cutting a plywood sign blank
 Finally last week, I figured out what I wanted the sign to say. But before I could make it say anything, I needed a sign blank. Fortunately, my husband always has a supply of plywood in the garage, so I stole one of the pieces, measured and marked it to the dimensions I needed and then sweet talked him into cutting it on his tablesaw for me.
Halloween subway art
I painted the plywood with some black chalk paint I had on hand.
 Double Double Toil and Trouble
Then came the fun part: drawing up the sign in InDesign. The serif font is Copperplate, and the sans serif ones are all some version of Arial. The smiling skull and crossbones is a (really big) Wingding.
subway sign
After I had my sign drawn up, I printed it out, tiling it onto five pages. (My printer added the vertical stripes on its own. Spooky.)
Double Double Toil and Trouble
I lined all the pages up, overlapping the words that spilled from one page onto the next.
Something Wicked This Way Comes
Then I trimmed off the bottom edge of each page and Scotch taped the pieces together.
making a Halloween sign
In order to transfer the design, I rubbed chalk over the back of the paper.
hand-painted sign
Then I flipped the page back over, centered it over my sign blank and traced around the letters.
Halloween subway sign
When I had the letters all traced, I held my breath and started peeling the paper away to see if the design transferred.
Halloween subway sign
Phew. It worked.
hand-painted sign
Except for a couple lines that I missed while tracing, the design transferred perfectly.
Hand-painted sign
Here's the full sign blank (left) with the chalk outlines and the original printer version.Something Wicked This Way Comes
Once I had my outlines, I just painted inside the lines with some white acrylic paint.
Halloween art

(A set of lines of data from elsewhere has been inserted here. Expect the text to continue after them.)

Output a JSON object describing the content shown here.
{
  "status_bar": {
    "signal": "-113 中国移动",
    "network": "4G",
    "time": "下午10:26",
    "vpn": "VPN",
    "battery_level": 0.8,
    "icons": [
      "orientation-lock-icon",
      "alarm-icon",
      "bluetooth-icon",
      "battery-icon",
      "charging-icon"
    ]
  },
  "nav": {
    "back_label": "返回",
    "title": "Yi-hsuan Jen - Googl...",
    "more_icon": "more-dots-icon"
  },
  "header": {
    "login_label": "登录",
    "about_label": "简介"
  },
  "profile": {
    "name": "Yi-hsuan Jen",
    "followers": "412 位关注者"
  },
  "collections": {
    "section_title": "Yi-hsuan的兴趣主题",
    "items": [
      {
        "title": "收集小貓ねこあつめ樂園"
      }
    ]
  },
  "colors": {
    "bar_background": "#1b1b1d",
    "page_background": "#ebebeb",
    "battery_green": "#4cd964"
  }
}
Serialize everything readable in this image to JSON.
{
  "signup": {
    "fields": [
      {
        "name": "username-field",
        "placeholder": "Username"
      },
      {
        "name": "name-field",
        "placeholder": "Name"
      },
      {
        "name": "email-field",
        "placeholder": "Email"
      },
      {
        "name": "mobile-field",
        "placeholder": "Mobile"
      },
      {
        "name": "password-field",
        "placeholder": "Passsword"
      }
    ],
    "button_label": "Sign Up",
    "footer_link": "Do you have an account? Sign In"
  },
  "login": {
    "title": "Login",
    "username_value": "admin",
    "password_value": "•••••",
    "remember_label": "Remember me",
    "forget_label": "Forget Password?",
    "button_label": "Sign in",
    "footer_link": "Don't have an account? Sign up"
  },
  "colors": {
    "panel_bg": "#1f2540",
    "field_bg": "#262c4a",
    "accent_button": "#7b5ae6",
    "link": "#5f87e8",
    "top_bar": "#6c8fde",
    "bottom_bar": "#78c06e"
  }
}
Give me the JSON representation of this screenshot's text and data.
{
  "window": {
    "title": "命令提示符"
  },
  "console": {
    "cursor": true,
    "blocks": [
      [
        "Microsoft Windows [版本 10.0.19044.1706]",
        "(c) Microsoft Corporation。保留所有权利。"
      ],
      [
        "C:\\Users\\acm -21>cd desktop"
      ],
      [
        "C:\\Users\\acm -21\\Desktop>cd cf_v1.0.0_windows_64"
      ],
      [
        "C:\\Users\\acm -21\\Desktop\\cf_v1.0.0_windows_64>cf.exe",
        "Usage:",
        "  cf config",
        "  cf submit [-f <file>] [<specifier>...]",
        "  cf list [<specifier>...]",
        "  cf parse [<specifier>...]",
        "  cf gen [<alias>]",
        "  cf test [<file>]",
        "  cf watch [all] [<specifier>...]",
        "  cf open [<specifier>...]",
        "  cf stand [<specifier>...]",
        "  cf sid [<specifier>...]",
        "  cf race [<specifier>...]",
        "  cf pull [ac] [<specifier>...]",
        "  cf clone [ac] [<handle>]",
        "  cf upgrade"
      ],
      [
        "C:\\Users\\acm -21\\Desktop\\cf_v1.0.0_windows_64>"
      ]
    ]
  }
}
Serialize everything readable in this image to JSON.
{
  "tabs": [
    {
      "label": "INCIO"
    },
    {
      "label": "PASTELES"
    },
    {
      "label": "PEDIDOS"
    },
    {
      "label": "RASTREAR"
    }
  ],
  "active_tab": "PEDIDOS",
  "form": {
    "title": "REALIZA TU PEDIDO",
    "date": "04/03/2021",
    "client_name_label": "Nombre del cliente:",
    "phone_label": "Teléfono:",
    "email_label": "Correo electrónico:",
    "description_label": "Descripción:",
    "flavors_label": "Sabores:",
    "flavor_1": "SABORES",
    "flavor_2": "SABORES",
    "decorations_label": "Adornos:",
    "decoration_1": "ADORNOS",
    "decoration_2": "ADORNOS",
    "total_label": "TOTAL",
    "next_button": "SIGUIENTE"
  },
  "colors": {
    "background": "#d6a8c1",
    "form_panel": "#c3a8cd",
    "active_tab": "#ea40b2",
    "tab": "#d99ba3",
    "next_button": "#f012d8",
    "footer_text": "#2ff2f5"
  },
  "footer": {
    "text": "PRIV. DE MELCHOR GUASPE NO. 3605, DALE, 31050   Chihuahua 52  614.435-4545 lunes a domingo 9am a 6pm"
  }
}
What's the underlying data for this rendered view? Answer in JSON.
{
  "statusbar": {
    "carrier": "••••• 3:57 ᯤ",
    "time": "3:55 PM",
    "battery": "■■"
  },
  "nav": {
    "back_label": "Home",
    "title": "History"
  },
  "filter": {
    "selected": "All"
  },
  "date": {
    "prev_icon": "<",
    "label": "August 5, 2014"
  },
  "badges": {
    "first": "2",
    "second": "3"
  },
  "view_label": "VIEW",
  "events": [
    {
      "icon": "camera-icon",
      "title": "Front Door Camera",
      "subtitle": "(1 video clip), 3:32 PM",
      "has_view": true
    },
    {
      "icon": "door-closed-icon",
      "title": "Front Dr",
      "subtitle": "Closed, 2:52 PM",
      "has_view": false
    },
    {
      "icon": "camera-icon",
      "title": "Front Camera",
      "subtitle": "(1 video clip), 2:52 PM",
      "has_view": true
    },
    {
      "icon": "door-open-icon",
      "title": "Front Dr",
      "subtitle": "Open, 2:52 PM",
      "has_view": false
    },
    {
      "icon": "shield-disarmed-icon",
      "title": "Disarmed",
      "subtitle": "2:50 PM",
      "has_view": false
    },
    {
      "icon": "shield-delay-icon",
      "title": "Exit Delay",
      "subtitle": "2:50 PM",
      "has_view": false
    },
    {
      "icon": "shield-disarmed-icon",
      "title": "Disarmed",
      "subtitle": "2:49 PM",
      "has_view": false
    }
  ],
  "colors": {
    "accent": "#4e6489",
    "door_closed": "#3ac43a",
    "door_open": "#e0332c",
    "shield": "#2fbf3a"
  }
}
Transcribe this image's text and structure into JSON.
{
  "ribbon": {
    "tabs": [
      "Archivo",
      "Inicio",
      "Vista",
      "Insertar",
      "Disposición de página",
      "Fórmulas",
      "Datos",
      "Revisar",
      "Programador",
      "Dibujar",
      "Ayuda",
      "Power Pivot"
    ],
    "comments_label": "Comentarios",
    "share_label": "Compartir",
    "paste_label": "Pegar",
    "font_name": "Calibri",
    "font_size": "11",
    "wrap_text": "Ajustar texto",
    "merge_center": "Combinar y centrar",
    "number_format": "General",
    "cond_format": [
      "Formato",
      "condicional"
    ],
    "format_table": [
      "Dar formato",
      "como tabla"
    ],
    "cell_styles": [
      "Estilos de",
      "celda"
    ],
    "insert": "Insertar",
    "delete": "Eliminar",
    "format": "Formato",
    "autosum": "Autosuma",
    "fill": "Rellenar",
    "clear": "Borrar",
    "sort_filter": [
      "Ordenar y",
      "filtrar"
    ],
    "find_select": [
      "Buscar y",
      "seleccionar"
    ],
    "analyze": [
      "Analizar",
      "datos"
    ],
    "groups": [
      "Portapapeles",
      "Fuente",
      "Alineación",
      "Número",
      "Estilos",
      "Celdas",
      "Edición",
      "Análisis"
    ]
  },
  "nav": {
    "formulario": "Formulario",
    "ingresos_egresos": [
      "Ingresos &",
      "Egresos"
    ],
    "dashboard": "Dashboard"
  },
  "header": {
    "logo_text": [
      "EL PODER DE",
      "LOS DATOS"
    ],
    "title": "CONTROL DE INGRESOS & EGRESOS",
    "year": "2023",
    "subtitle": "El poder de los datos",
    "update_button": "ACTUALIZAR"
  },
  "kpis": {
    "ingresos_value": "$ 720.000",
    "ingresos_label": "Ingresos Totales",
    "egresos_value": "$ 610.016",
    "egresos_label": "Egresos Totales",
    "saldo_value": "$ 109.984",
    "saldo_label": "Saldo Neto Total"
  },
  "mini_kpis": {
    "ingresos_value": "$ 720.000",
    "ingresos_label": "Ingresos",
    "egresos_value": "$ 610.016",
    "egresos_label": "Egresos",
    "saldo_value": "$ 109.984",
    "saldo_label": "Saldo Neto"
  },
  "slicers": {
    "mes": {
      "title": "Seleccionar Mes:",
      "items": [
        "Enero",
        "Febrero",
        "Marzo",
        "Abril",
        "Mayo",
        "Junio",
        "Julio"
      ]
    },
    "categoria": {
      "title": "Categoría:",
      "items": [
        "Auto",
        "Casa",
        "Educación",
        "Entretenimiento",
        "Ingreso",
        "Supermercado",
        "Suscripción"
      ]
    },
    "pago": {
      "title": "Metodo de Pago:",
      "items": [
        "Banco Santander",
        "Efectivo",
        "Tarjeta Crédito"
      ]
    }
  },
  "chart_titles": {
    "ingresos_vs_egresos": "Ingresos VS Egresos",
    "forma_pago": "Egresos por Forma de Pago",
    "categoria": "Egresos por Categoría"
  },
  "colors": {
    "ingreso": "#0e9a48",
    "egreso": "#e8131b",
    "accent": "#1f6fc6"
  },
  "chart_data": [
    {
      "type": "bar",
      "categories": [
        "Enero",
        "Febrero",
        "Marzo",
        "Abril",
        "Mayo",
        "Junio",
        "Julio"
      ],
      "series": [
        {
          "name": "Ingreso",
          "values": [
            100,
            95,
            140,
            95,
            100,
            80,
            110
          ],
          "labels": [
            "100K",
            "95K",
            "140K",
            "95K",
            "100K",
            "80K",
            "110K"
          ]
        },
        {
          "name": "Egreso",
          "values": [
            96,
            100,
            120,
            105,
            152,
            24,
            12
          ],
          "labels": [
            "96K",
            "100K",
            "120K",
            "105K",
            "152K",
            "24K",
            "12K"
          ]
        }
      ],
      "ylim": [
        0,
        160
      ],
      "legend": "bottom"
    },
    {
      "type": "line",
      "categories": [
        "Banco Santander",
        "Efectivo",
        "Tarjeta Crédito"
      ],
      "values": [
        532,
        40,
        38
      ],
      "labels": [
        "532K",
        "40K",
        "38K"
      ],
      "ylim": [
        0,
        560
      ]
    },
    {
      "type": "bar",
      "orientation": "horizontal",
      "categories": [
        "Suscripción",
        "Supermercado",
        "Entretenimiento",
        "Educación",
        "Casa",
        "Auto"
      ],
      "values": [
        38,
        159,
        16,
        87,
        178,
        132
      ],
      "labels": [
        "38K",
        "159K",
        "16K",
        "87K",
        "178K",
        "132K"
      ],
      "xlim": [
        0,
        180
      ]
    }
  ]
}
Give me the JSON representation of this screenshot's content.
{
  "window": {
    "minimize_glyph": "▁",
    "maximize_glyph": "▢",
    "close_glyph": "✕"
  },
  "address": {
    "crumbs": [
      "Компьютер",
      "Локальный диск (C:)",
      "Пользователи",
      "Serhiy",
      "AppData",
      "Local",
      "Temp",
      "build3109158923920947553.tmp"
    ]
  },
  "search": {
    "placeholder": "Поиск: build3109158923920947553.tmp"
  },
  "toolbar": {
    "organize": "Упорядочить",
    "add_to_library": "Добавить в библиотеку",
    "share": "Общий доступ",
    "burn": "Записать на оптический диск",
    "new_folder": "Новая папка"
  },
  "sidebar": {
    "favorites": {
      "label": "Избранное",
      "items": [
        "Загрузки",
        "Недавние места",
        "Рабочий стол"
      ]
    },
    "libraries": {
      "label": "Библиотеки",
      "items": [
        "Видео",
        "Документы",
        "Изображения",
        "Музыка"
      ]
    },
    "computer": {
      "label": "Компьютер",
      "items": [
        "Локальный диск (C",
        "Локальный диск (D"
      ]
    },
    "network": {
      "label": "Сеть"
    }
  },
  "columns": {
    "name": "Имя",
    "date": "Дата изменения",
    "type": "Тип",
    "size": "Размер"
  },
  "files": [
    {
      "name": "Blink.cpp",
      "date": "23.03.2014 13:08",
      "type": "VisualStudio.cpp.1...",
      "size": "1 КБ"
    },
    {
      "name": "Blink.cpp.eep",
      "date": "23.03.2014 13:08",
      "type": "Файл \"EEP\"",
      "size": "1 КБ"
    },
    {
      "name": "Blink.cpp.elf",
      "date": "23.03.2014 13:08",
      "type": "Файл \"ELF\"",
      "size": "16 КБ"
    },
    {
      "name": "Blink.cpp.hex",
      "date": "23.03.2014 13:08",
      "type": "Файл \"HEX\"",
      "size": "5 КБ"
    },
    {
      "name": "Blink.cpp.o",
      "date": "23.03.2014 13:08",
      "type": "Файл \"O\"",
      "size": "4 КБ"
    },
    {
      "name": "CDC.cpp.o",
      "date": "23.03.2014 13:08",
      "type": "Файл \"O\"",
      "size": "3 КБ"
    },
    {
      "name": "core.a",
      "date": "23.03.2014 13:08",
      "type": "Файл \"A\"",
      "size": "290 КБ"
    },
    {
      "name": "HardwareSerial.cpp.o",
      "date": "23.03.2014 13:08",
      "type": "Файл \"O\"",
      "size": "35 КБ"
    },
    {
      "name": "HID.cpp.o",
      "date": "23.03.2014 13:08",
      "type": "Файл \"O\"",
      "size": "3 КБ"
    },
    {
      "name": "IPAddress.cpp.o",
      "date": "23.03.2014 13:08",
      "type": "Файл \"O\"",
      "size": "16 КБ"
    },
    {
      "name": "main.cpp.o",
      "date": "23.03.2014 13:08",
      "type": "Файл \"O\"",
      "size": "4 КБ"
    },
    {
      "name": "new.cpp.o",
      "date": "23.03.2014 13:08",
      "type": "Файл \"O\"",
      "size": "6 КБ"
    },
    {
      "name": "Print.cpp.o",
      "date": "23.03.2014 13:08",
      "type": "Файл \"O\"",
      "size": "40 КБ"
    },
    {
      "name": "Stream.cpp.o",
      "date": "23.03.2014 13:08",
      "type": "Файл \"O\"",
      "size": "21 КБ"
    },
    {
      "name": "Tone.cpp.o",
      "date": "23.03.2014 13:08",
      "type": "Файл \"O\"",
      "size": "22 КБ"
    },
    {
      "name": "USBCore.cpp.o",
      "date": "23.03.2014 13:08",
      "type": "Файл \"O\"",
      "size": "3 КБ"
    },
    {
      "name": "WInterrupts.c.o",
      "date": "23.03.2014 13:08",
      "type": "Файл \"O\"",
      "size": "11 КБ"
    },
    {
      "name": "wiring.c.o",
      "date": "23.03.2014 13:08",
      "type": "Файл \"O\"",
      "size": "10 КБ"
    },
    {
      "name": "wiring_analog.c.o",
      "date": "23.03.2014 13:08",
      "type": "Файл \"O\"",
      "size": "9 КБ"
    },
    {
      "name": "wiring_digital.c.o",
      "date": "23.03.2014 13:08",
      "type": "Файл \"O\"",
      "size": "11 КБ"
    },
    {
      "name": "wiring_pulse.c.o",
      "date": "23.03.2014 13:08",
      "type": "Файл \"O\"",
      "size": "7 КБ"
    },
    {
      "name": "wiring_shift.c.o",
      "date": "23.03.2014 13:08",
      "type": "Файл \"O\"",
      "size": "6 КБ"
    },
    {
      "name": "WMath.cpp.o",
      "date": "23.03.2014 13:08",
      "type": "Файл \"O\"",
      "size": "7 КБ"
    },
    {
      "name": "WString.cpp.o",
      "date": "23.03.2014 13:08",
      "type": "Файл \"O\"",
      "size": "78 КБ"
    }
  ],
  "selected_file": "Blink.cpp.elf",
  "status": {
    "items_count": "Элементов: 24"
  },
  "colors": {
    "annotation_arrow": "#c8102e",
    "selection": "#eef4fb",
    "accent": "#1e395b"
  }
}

I tried working from the outside in, so I wouldn't smear the chalk lines while I was painting.
Double Double Toil and Trouble
To make the dots, I loaded paint onto the rounded end of a paintbush and pressed at somewhat regular intervals.
hand-painted sign
After I had all the letters painted, I wiped off the remaining chalk with a damp rag and then put on a second coat of white paint.
painted sign
 Then I popped the sign blank into the frame and voila: Halloween art.
painted sign
My lettering isn't perfect, but I'm OK with that. I really like the hand-painted look.
Double Double Toil and Trouble
Here's the completed sign in a vignette I set up on my porch. I think it's actually going to hang on the wall in my office/den, but I wanted to play around with it a little first.
Something Wicked This Way Comes

Linking to:
Coastal Charm | Show and Share
Create with Joy | Inspire Me Monday
Mad Skills Party
The Scoop
My Repurposed Life | Talk of the Town
Funky Junk